The Astrophysics Spectator

Home

Topics

Interactive Pages

Commentary

Other Pages

Information

News

Pure Gamma-Ray Pulsar Found

October 17, 2008

The Fermi Gamma-Ray Space Telescope—formerly known as GLAST (Gamma-ray Large Area Space Telescope)—has found the first pulsar that is detected only through its gamma-rays.  This pulsar was found in an observation of the supernova remnant CTA 1, which is in the constellation Cepheus.  The paper describing the detection is published in Science Express.

Photograph of the supernova remnant CTA 1.
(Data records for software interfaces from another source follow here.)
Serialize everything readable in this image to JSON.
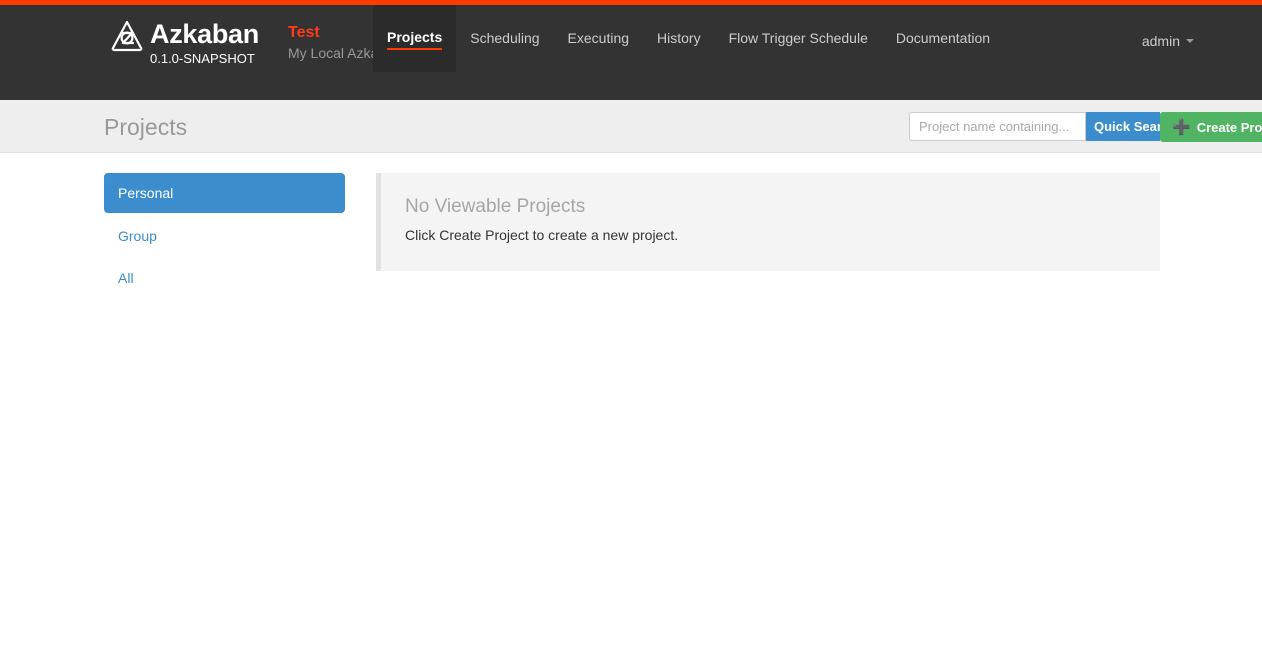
{
  "brand": {
    "logo_icon": "azkaban-triangle-logo",
    "name": "Azkaban",
    "version": "0.1.0-SNAPSHOT",
    "label": "Test",
    "tagline": "My Local Azkaban",
    "label_color": "#ff3b18",
    "accent_color": "#ff3b00"
  },
  "nav": {
    "items": [
      {
        "label": "Projects",
        "active": true
      },
      {
        "label": "Scheduling",
        "active": false
      },
      {
        "label": "Executing",
        "active": false
      },
      {
        "label": "History",
        "active": false
      },
      {
        "label": "Flow Trigger Schedule",
        "active": false
      },
      {
        "label": "Documentation",
        "active": false
      }
    ],
    "user": {
      "name": "admin",
      "caret_icon": "chevron-down-icon"
    }
  },
  "page_header": {
    "title": "Projects",
    "search": {
      "value": "",
      "placeholder": "Project name containing...",
      "button_label": "Quick Search",
      "button_color": "#3c8dcd"
    },
    "create_button": {
      "label": "Create Project",
      "icon": "plus-icon",
      "color": "#51b364"
    }
  },
  "sidebar": {
    "items": [
      {
        "label": "Personal",
        "active": true
      },
      {
        "label": "Group",
        "active": false
      },
      {
        "label": "All",
        "active": false
      }
    ],
    "active_color": "#3c8dcd"
  },
  "main": {
    "empty_state": {
      "title": "No Viewable Projects",
      "message": "Click Create Project to create a new project."
    }
  }
}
An image of the supernova remnant CTA 1.  The gamma-ray pulsar, which is invisible in this image, is offset from the center of the spherical shell by half a radius in the direction of the top of the image.  Courtesy NASA/S. Pineault, DRAO.

Pulsars are strongly-magnitized, rapidly-spinning neutron stars that convert their spin energy into radiation.  They are created in supernovae explosions, and many are found at the centers of supernova remnants.  Most spin-powered pulsars are strong radio emitters, and most are found through their radio emission.  Often these radio pulsars are also sources of pulsed optical light, x-rays, and gamma-rays.  A handful of pulsars, however, are found by their x-ray and gamma-ray emission, and their radio emission is weak or undetectable.

The new pulsar found by Fermi has a very young characteristic age of 104 years, with a rate of spin of 316.86 milliseconds. The age is consistent with the age of the supernova remnant.  The pulsar's luminosity is about 1,000 times the Sun's.  The pulsar is located at a synchrotron nebula within the supernova remnant.  A synchrotron nebula is a region of radio emission by hot electrons in a magnetic field; such nebulae, most strikingly the Crab nebula, are powered by pulsars.  The principal scientist for Fermi touted the new pulsar as a new class of objects discovered by a new instrument, although the description of the pulsar resembles an extreme example of the high-energy spin-powered pulsars already seen.

Ad image for The Astrophysics Spectator.